According to SelectUSA, a division of the federal government, the U.S aerospace industry employed about 509,000 technical and scientific workers in 2018, with another estimated 700,000 workers employed in related fields. The U.S. Department of Labor predicts little or no change in aerospace jobs through 2024. Some professions, such as aerospace engineers, are projected to have slow growth (about 2 percent) in employment in the coming years. The aerospace industry is directly linked to the economy, and subject to budget cuts during recessions and in certain administrations. It also directly tied to the manufacturing industry, which is expected to have slow growth or decline in revenue in the coming years. Opportunities should be best in research and development. Jobs will also open up steadily as people retire or leave the industry, but competition for employment will be stiff.

The coronavirus pandemic, which started in late 2019, caused an economic slowdown, which has impacted many industries, including the space exploration sector. The large, major space companies weathered the storm but small startups faced challenges with securing funding. Some companies had to cut their budgets and reduce staff. Despite the many challenges, more than 1,200 satellites were launched in 2020, which was more than had been launched in any other year past, according to an article in The Verge. As described in the article, "while many of these satellites were either small in size, or bulk satellites from SpaceX, the numbers are indicative of just how much the space economy has grown in the previous years—and how resilient spaceflight has become even when faced with a pandemic."

Some areas of the space exploration industry saw a rise in demand in 2020. For example, industries and governments sought data from companies that provide geospatial intelligence and high-resolution images of Earth. In addition, the U.S. classified many aerospace companies as "essential," due to their contracts with the Department of Defense or with NASA. The accelerated rollout of the COVID-19 vaccine in 2021 will bolster the economy and contribute to growth in the space exploration industry. A report by Fortune Business Insights predicts that the global space launch services market will reach $26.16 billion by the end of 2027, growing at a compound annual growth rate of more than 13 percent from 2020 through 2027.

Going forward, more space companies are expected to rely on government contracts for funding. Terrorism also continues to have a major impact on the aerospace industry, particularly on commercial air travel and airlines, which experienced a drop in business. Areas of the industry serving the military have grown in response to the terrorist threat, and this has most likely included some spending for space activities such as surveillance satellites. A report from AIA indicated a steady increase in spending by NASA and related agencies in recent years.

Aerospace engineers will be needed to replace engineers as they retire from the field. Aerospace companies will also be looking for qualified technicians in fields such as laser optics, mission operations, spacecraft integrations, hazardous materials procedures, production planning, materials testing, computer-aided design, and robotic operations and programming.

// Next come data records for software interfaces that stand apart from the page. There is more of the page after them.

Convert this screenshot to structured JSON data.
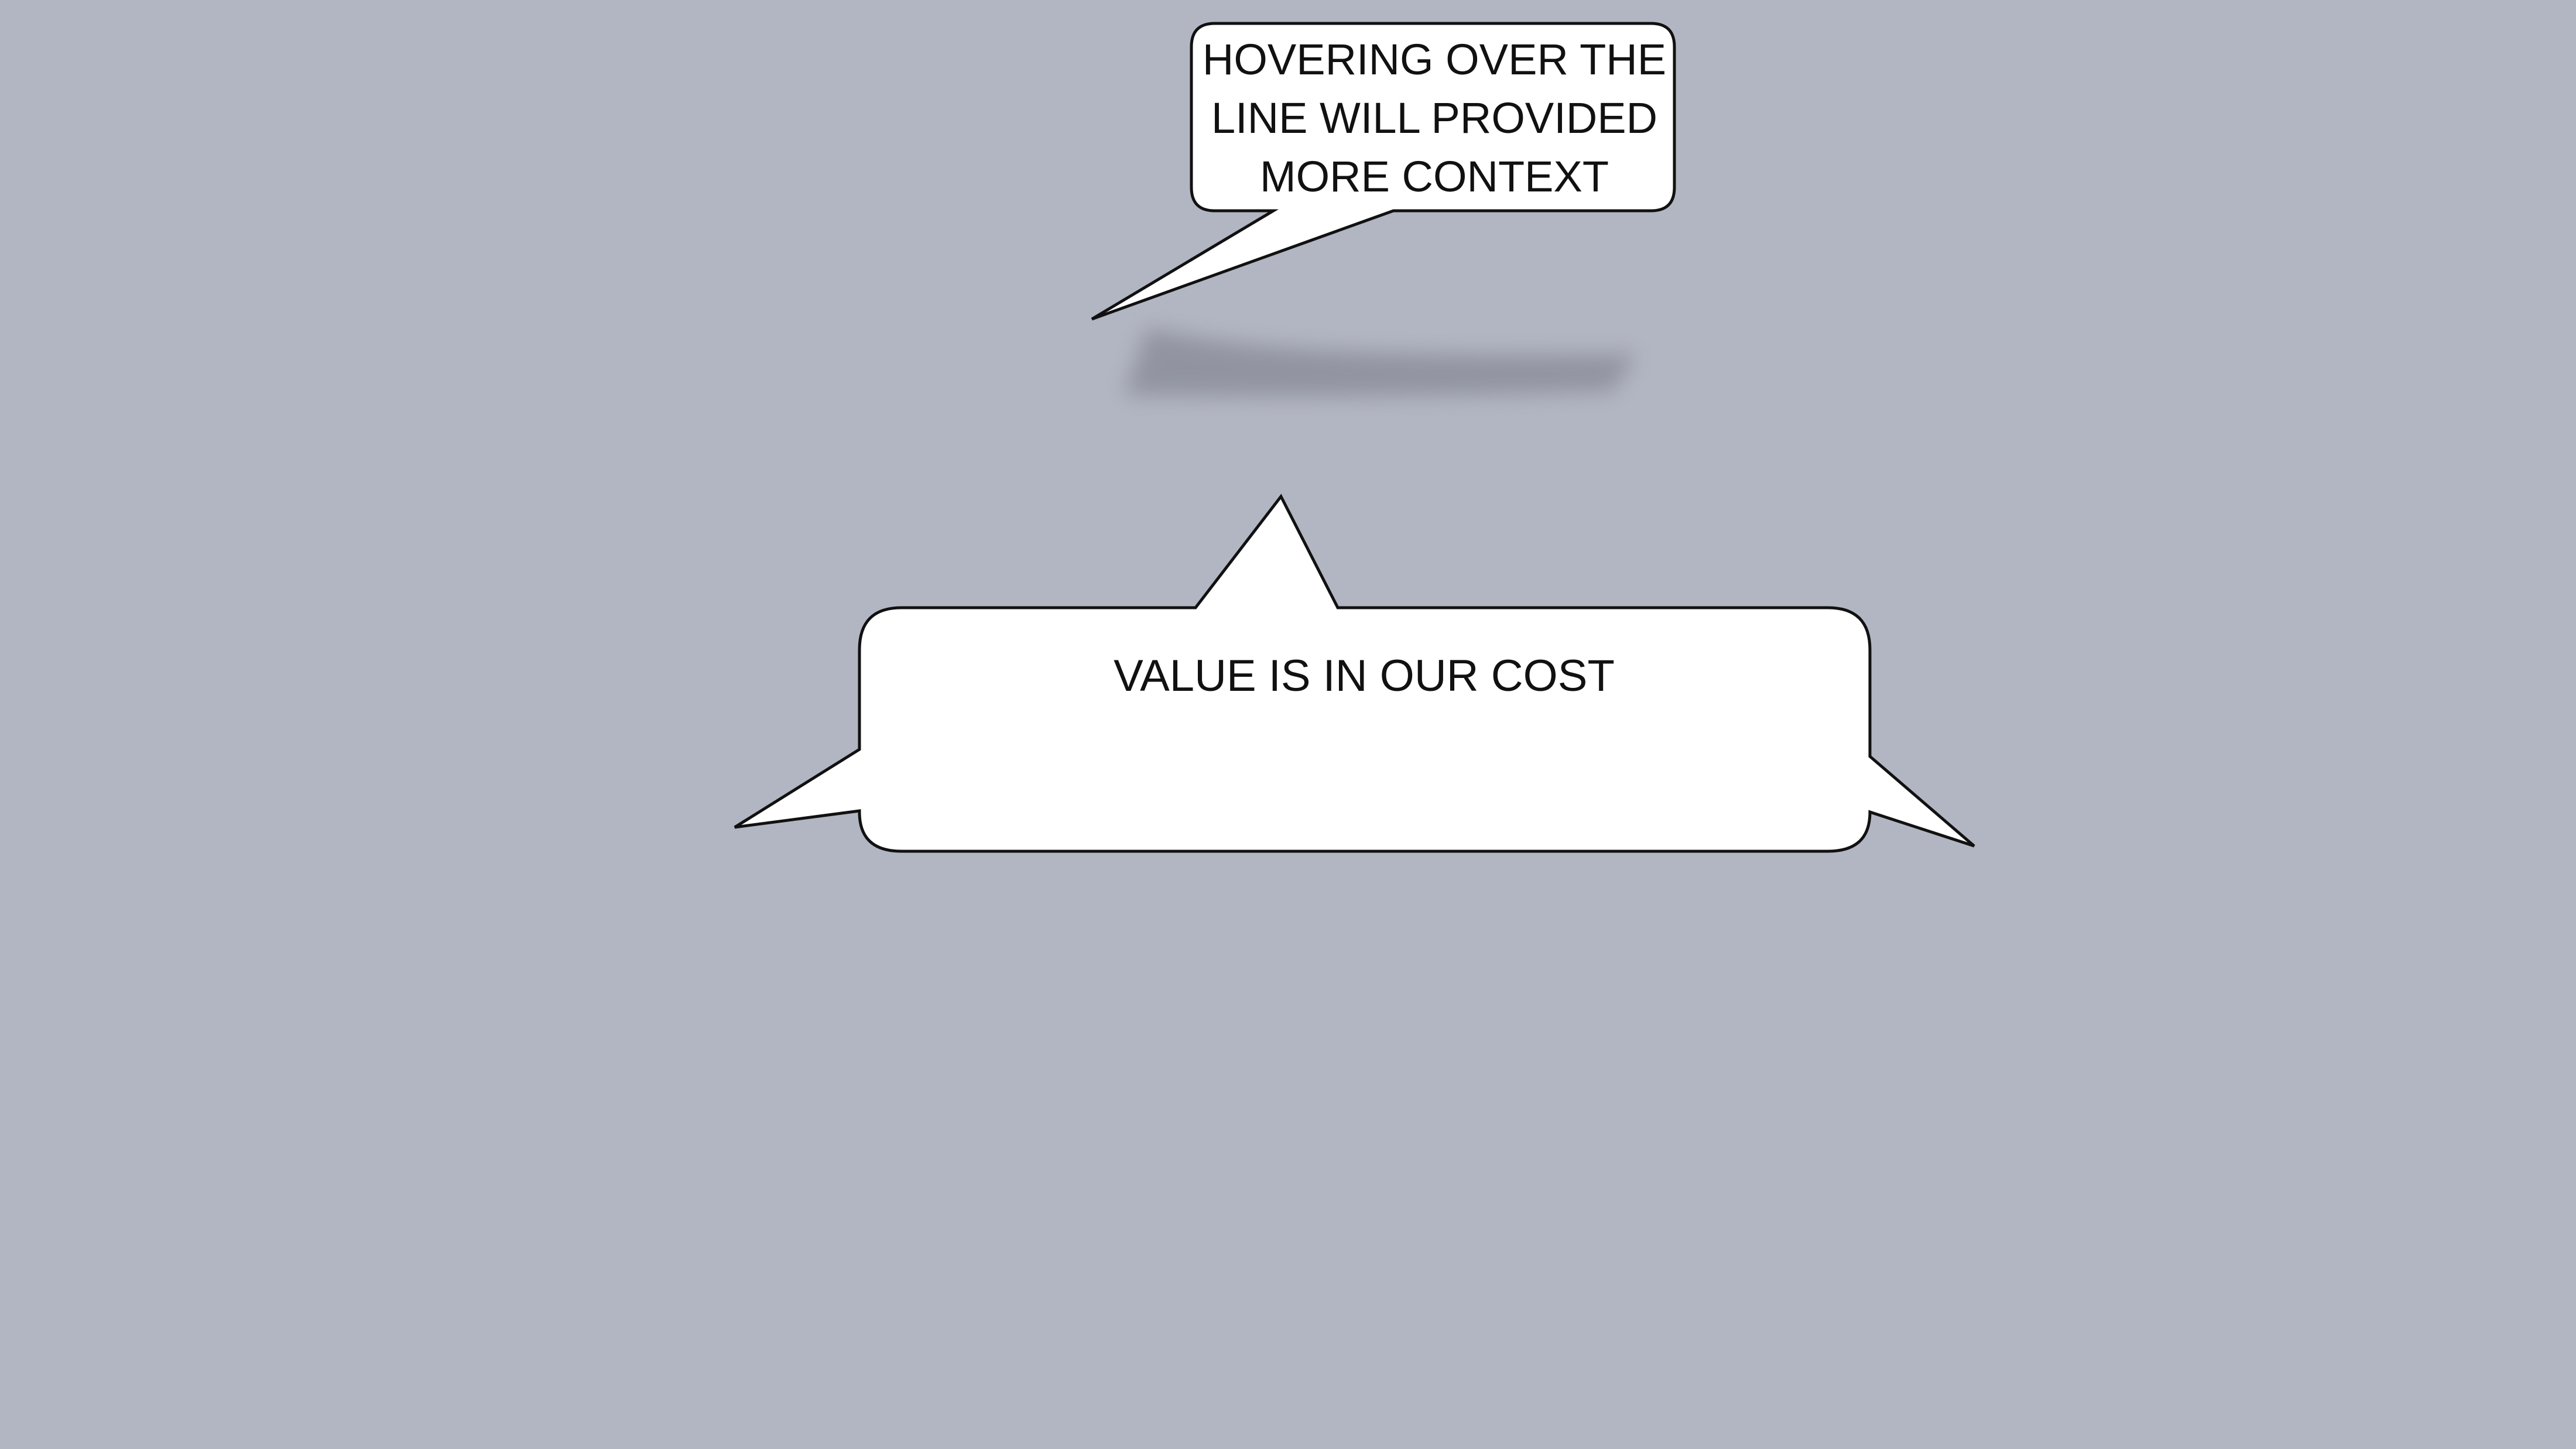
{
  "canvas": {
    "background": "#b2b6c2"
  },
  "callouts": {
    "top": {
      "text": "HOVERING OVER THE\nLINE WILL PROVIDED\nMORE CONTEXT",
      "fill": "#ffffff",
      "stroke": "#111111"
    },
    "main": {
      "text": "VALUE IS IN OUR COST",
      "fill": "#ffffff",
      "stroke": "#111111"
    }
  },
  "shadow": {
    "color": "#8e919d"
  }
}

Aircraft are now being redesigned with the focus on noise reduction and fuel efficiency; engineers will be needed for design help in this area.